Health & Insurance
The NHS: UK Public Health Insurance
- Although the healthcare system across the UK is known as the NHS, the systems of the four regions do differ slightly from each other.
- As long as you have registered with a GP and are in the UK legally, you are entitled to a range of free healthcare that covers everything you could possibly need.
- Recent reforms to the NHS have caused some controversy, however, it is still known as one of the best healthcare systems in the world.
Thus, it is easy to see why the NHS, while still being a popular target of criticism, is more or less unrivaled. While private healthcare providers do exist (we have devoted a separate article to private health insurance), most people buy private insurance to complement the services the NHS offers.
“The” NHS: Not a National Body?
Technically, the NHS is not a “British” institution in the sense that there is only one body in charge of healthcare across the entire UK. England, Scotland, and Wales actually have separate public health bodies – however, they all are called NHS. The equivalent to the NHS in Northern Ireland is the HSC, short for Health and Social Care.
In practice, the differences between the services the respective institutions offer are rather negligible. As a resident of any UK country, you are entitled to NHS healthcare services in any other part of the UK as well. However, there are a number of more notable differences, for example in regard to prescription fees. Our article on the topic has further details.
What Am I Entitled To?
The NHS offers a wide range of services, covering every aspect of healthcare. As per the institution’s core principles, most of the services covered by the NHS are free at the point of use. This means that anyone registered with the NHS can use a wide range of services without paying out of pocket. There are, however, some important exceptions.
- General Practitioners (GPs) are central to the healthcare needs of the population and your first contact in most issues related to healthcare. Please see our article on GPs for full details.
- Dental care is among the exceptions mentioned above. Dental treatments are not covered by the NHS, and you will be billed for every time you go see the dentist.
- Dial 999 or 112 in case you need to be rushed into the accident and emergency department of a hospital. For emergencies that are not life-threatening or immediate, dial 111. The operator will then advise you on the best local service offering treatment.

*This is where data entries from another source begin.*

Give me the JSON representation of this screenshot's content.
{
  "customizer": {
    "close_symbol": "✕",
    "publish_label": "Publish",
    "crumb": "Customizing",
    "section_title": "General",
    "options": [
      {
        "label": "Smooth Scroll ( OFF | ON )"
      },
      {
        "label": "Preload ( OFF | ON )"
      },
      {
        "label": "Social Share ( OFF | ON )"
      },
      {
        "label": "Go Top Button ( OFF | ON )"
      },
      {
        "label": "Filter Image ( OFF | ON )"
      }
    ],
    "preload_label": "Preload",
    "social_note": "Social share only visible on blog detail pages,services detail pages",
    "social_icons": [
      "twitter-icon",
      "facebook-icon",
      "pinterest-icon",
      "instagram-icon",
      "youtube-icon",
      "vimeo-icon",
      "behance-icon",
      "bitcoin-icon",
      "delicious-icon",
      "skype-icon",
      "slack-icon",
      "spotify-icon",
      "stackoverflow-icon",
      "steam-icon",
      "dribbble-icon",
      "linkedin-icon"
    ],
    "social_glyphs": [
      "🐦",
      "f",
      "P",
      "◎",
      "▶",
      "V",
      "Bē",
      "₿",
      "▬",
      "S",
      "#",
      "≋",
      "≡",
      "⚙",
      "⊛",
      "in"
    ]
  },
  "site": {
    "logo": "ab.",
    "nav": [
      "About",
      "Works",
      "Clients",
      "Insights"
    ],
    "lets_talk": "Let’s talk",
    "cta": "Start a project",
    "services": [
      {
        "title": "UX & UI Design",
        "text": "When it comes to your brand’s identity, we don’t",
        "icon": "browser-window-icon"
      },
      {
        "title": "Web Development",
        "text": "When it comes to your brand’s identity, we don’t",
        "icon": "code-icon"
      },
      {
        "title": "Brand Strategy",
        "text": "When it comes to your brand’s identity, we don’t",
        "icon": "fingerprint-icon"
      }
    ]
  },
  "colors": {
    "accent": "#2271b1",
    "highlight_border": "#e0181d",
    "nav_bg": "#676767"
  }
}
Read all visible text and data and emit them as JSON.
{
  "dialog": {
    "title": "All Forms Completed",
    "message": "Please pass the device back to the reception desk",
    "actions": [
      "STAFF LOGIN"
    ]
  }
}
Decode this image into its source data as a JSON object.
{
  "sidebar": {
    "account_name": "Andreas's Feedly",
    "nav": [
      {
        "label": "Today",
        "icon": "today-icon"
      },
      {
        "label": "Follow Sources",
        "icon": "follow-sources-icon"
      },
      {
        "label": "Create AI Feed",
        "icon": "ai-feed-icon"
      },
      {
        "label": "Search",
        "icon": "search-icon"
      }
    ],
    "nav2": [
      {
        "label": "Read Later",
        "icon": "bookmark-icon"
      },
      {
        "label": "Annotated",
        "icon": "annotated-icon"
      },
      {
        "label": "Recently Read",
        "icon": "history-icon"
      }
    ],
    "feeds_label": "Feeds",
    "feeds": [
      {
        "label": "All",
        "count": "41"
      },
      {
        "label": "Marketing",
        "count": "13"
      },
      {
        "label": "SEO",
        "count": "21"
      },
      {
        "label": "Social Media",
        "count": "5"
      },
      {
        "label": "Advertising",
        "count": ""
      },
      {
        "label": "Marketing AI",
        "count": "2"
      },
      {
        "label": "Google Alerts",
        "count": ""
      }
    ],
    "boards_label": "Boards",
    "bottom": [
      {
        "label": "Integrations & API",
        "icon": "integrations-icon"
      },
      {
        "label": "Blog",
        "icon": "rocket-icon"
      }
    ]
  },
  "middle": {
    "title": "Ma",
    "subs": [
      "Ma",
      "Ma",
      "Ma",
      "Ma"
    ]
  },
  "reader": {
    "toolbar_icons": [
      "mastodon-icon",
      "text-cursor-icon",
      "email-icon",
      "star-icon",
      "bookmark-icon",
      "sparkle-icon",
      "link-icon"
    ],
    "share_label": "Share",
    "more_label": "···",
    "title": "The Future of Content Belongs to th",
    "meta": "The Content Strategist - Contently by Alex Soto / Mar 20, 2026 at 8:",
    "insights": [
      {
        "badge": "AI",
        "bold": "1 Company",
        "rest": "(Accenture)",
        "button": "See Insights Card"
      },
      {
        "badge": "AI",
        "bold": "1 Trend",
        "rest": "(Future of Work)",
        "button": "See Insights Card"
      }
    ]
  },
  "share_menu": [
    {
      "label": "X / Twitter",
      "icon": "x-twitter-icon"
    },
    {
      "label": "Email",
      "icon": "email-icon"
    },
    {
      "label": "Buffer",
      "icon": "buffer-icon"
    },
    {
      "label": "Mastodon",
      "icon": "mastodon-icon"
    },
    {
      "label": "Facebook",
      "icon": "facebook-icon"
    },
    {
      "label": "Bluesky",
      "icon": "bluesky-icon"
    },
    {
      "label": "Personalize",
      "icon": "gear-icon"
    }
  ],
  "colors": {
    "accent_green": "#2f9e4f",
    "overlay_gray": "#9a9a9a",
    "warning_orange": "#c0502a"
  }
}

- The NHS runs a large number of hospitals all over the UK. If you do not require emergency treatment, your GP is the person to turn to if you think you should be treated in a hospital. They will decide whether or not to refer you to one. Often, you have the right to choose which hospital you want to be treated in. Please be aware that in such cases, you might have to wait for a period of up to 18 weeks from the time of your referral.
- In the UK, pharmacies are not only your go-to institution for obtaining medicine. Pharmacists can also help you in case of common minor ailments without you having to go and see your GP.
- Sexual health services are always free of charge and include advice and treatment by GPs, in sexual health clinics, STI clinics, sexual assault referral centers, and contraception clinics.
- The UK has one of the most comprehensive systems of mental health services in Europe. You can view the full scape of mental health care in the UK on the pages of NHS England.
- Getting eye care and having your vision checked is obviously important. However, it is up to your optician or ophthalmic practitioner to decide whether a sight test was clinically necessary. If they decide it was not, you are liable to pay for it; otherwise, it is free of charge.
Oftentimes, you can obtain brochures on the different services, as well as consultations, in languages other than English, if you or your family members should be more comfortable with that option.
We do our best to keep this article up to date. However, we cannot guarantee that the information provided is always current or complete.